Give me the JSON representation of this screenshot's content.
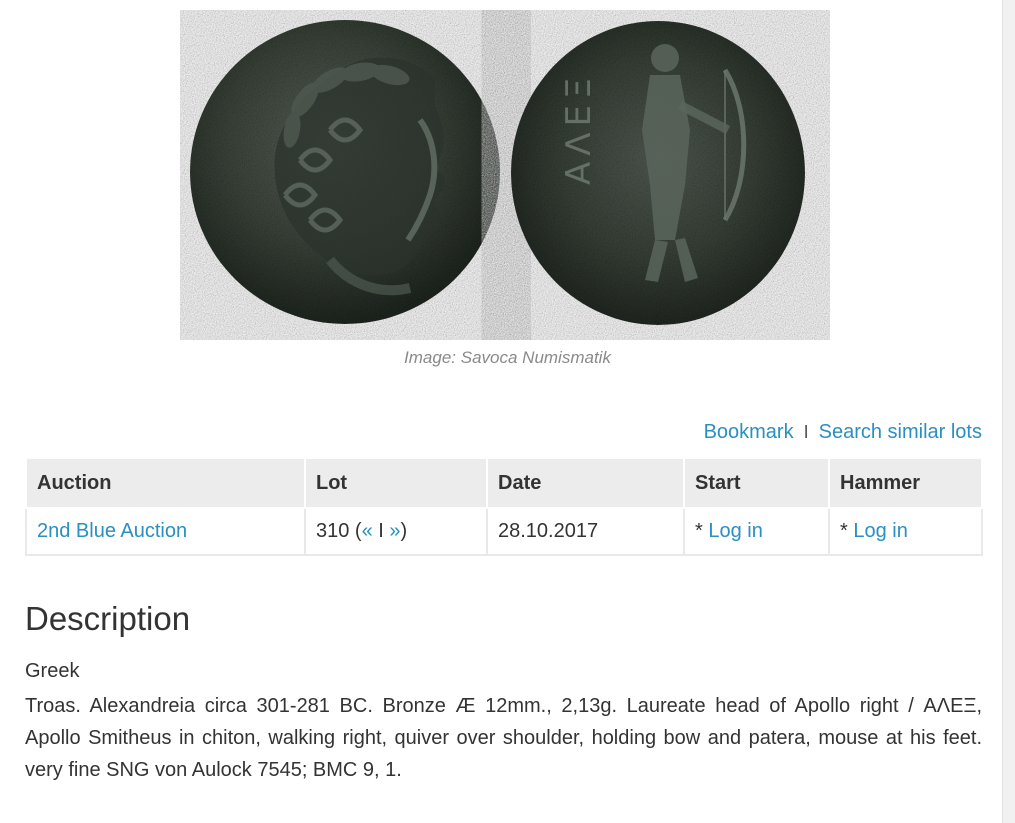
{
  "image": {
    "caption": "Image: Savoca Numismatik"
  },
  "actions": {
    "bookmark": "Bookmark",
    "separator": "I",
    "search_similar": "Search similar lots"
  },
  "table": {
    "headers": [
      "Auction",
      "Lot",
      "Date",
      "Start",
      "Hammer"
    ],
    "row": {
      "auction": "2nd Blue Auction",
      "lot_number": "310",
      "lot_open": " (",
      "lot_prev": "«",
      "lot_sep": " I ",
      "lot_next": "»",
      "lot_close": ")",
      "date": "28.10.2017",
      "start_prefix": "* ",
      "start_link": "Log in",
      "hammer_prefix": "* ",
      "hammer_link": "Log in"
    }
  },
  "description": {
    "title": "Description",
    "category": "Greek",
    "text": "Troas. Alexandreia circa 301-281 BC. Bronze Æ 12mm., 2,13g. Laureate head of Apollo right / ΑΛΕΞ, Apollo Smitheus in chiton, walking right, quiver over shoulder, holding bow and patera, mouse at his feet. very fine SNG von Aulock 7545; BMC 9, 1."
  },
  "coin": {
    "reverse_legend": "ΑΛΕΞ",
    "colors": {
      "bronze_dark": "#1f2620",
      "bronze_mid": "#3d463c",
      "bronze_light": "#59625a"
    }
  }
}
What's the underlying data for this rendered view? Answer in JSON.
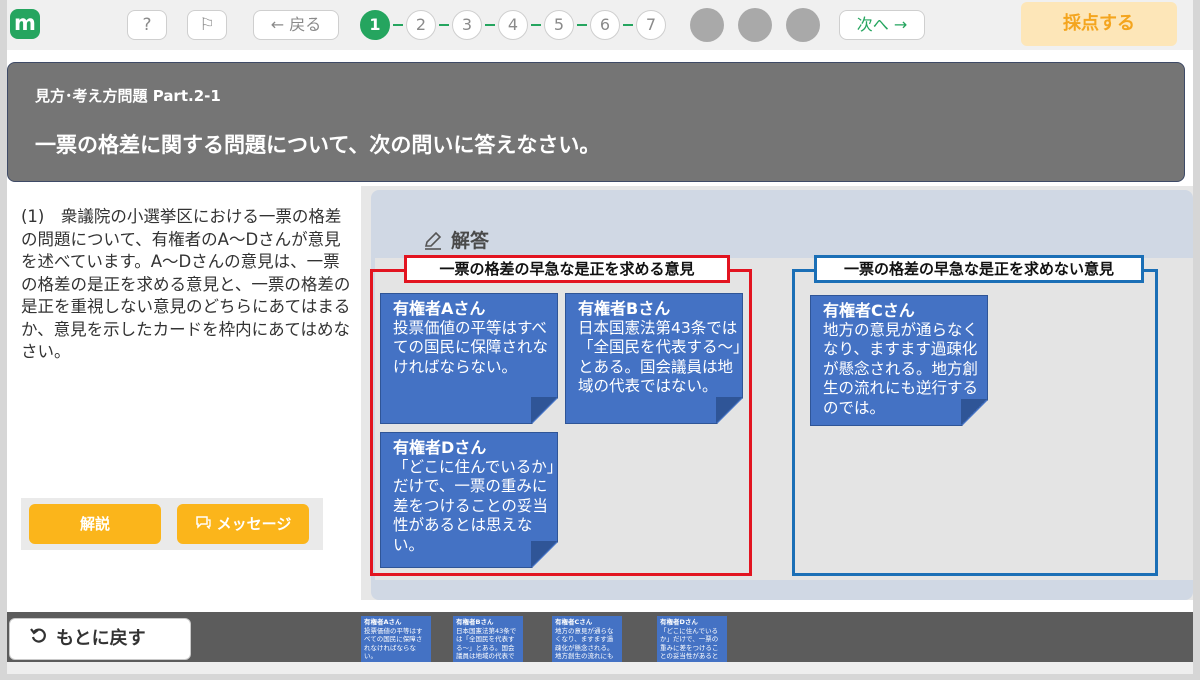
{
  "topbar": {
    "help_label": "?",
    "flag_label": "⚐",
    "back_label": "← 戻る",
    "steps": [
      "1",
      "2",
      "3",
      "4",
      "5",
      "6",
      "7"
    ],
    "active_step": "1",
    "next_label": "次へ →",
    "score_label": "採点する"
  },
  "header": {
    "subtitle": "見方･考え方問題 Part.2-1",
    "title": "一票の格差に関する問題について、次の問いに答えなさい。"
  },
  "question": {
    "text": "(1)　衆議院の小選挙区における一票の格差の問題について、有権者のA〜Dさんが意見を述べています。A〜Dさんの意見は、一票の格差の是正を求める意見と、一票の格差の是正を重視しない意見のどちらにあてはまるか、意見を示したカードを枠内にあてはめなさい。"
  },
  "tools": {
    "explanation_label": "解説",
    "message_label": "メッセージ"
  },
  "answer": {
    "label": "解答",
    "zone_correct_title": "一票の格差の早急な是正を求める意見",
    "zone_not_title": "一票の格差の早急な是正を求めない意見",
    "cards": {
      "a": {
        "name": "有権者Aさん",
        "text": "投票価値の平等はすべての国民に保障されなければならない。"
      },
      "b": {
        "name": "有権者Bさん",
        "text": "日本国憲法第43条では「全国民を代表する〜」とある。国会議員は地域の代表ではない。"
      },
      "c": {
        "name": "有権者Cさん",
        "text": "地方の意見が通らなくなり、ますます過疎化が懸念される。地方創生の流れにも逆行するのでは。"
      },
      "d": {
        "name": "有権者Dさん",
        "text": "「どこに住んでいるか」だけで、一票の重みに差をつけることの妥当性があるとは思えない。"
      }
    }
  },
  "bottom": {
    "reset_label": "もとに戻す",
    "minis": [
      {
        "name": "有権者Aさん",
        "text": "投票価値の平等はすべての国民に保障されなければならない。"
      },
      {
        "name": "有権者Bさん",
        "text": "日本国憲法第43条では「全国民を代表する〜」とある。国会議員は地域の代表で"
      },
      {
        "name": "有権者Cさん",
        "text": "地方の意見が通らなくなり、ますます過疎化が懸念される。地方創生の流れにも"
      },
      {
        "name": "有権者Dさん",
        "text": "「どこに住んでいるか」だけで、一票の重みに差をつけることの妥当性があると"
      }
    ]
  },
  "colors": {
    "brand_green": "#25a55f",
    "accent_orange": "#fbb51b",
    "card_blue": "#4472c4",
    "zone_red": "#e21420",
    "zone_blue": "#1b6fb6"
  }
}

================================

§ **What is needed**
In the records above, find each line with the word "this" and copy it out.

§ **Written reply**
Give me the JSON representation of this screenshot's content.
What's the underlying data for this rendered view? Answer in JSON.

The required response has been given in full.